The problem with Chow’s position is that, for the average voter, she is making a pitch that relies for its appeal entirely upon the voter’s moral concern for the welfare of others. She has not announced any major policies that will improve the welfare of the median voter. Her pitch is not “vote for me, and I’ll make your life better,” it’s “vote for me, and I’ll make you feel better, by making some poor person’s life better.” Now I don’t want to dispute the moral sentiment here, I just want to suggest that appealing to people’s altruism does not provide a very strong basis for building an electoral majority.
In case anyone thinks her problem is confined to the transit file, here is another example. After a series of polls showing her lead evaporating, she decided to do a media event focused on a major policy announcement. She then announced a commitment to increasing land transfer taxes on very expensive homes, in order to provide subsidized school lunches that will benefit 36,000 children across the city.

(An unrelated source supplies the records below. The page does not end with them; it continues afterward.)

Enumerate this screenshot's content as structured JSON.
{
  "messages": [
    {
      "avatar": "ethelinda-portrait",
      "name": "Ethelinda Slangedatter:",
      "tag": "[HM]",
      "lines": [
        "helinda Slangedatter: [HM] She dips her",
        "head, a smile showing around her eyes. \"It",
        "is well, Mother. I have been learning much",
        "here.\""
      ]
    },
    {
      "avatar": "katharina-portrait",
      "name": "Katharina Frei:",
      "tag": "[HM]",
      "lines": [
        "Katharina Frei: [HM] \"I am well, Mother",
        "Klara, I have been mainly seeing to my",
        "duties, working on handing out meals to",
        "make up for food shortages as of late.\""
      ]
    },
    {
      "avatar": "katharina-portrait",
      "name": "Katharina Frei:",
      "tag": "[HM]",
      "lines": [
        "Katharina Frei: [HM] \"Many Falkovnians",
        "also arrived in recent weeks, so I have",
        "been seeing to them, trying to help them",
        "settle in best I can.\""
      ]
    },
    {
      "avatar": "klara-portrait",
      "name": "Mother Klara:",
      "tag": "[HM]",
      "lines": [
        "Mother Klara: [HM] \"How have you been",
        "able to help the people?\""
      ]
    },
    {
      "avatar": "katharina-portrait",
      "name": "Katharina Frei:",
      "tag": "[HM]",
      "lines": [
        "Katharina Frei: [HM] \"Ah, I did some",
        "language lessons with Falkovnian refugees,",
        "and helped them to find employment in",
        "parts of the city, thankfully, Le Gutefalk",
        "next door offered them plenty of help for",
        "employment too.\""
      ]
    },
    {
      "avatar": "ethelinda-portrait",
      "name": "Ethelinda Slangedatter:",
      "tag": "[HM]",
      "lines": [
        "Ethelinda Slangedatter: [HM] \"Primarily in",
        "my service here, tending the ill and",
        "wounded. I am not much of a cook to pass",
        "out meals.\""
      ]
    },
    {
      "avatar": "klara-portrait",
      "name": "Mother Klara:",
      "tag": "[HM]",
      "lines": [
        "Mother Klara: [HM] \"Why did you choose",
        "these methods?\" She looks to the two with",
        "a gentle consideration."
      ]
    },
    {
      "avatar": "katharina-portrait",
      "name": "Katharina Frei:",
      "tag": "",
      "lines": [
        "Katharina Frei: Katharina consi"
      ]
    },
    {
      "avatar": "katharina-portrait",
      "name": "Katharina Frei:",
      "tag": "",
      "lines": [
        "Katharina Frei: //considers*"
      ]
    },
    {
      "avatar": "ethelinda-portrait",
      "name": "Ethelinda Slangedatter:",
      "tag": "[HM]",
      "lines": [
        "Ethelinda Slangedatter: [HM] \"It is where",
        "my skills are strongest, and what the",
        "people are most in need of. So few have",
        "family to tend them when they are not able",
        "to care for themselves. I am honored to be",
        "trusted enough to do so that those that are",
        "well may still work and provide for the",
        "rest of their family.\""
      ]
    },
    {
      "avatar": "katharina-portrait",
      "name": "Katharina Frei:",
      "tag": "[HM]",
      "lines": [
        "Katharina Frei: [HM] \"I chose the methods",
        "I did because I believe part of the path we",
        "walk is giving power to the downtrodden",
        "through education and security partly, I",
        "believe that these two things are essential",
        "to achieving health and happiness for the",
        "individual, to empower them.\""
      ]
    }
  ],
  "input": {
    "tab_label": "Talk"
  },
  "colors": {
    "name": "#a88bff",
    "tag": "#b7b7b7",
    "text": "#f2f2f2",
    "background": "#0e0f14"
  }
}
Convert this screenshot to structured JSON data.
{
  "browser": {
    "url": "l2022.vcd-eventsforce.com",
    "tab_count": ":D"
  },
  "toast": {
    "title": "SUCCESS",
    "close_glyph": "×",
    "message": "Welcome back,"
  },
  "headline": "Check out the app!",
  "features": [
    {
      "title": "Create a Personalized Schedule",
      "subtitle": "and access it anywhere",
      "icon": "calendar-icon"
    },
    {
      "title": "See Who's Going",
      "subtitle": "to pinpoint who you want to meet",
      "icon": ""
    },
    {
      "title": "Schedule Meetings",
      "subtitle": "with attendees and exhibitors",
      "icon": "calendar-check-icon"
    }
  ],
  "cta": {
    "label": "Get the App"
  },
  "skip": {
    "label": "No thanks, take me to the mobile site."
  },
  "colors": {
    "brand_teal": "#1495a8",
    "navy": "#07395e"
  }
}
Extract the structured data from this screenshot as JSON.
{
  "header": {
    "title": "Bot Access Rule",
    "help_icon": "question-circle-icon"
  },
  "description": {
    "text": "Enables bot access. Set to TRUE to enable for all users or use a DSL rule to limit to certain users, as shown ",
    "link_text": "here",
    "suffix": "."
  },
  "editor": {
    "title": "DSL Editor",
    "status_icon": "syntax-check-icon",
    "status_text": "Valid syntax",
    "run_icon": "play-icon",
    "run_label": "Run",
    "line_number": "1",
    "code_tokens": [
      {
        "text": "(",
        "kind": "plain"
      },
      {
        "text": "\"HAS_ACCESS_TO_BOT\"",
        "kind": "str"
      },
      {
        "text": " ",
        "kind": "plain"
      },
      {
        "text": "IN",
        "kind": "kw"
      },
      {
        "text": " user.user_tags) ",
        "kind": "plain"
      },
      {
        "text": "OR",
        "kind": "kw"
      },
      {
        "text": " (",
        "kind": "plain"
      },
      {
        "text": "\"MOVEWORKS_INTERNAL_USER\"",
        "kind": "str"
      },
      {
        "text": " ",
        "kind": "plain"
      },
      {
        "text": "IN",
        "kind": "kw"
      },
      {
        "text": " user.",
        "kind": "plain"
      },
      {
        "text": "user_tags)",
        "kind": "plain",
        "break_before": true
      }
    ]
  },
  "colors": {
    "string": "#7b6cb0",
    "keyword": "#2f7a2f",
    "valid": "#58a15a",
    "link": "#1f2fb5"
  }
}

This is nice and everything, but it’s important to see that, as a policy, it is firmly in the orange box. And it flies right over the head, or under the feet, of practically the entire electorate (since the tax affects maybe the top 10% of Toronto residents, and benefits only those among the bottom 10%, while leaving the vast majority of the electorate unaffected). What is crucial about this policy is that, in order to care about it, you have to take a moral interest in the welfare of these children.
Meanwhile, the condition of public schools across the board in Toronto is a complete mess. For example, over the past decade, something like 200,000 new condo units have been built south of Queen St., and not one single new school. Condo developments even have giant signs out front with a legal notice on it that says, basically, “you can move here, but be advised that there are no schools.” The city seems to be taking a gigantic gamble that, because the units are so small, people will move out when they have kids. This is looking, to an increasing degree, like a bad gamble (something that should be obvious to anyone who has travelled around the world a bit – people live in small apartments with kids all over, there’s no reason that Canadians can’t). So there are a lot of investments that could be made in the public school system that would have very broad appeal. But instead of focusing on these issues, Chow instead wants to create a lunch program for the poor.
Again, there’s nothing wrong with a lunch program. It’s just that you don’t win elections by promising to give other people free lunches. For the average person, life in Toronto sucks in innumerable ways. Traffic is a nightmare, public transit is crappy and overpriced, housing is too expensive, air quality is terrible, schools are underfunded and there is practically no busing, programs are oversubscribed, daycares are all full, you have to shovel your own snow, and it’s practically impossible to get out of town on weekends. If you want to become the mayor, you need to be able to say to the average voter, “this is how I’m going to make your life suck a bit less.” And at the end of a four year term, you need to be able to say “this is how I made your life better.” If you can’t, people will get angry, and will elect someone like Rob Ford, who at least promises to cut their taxes.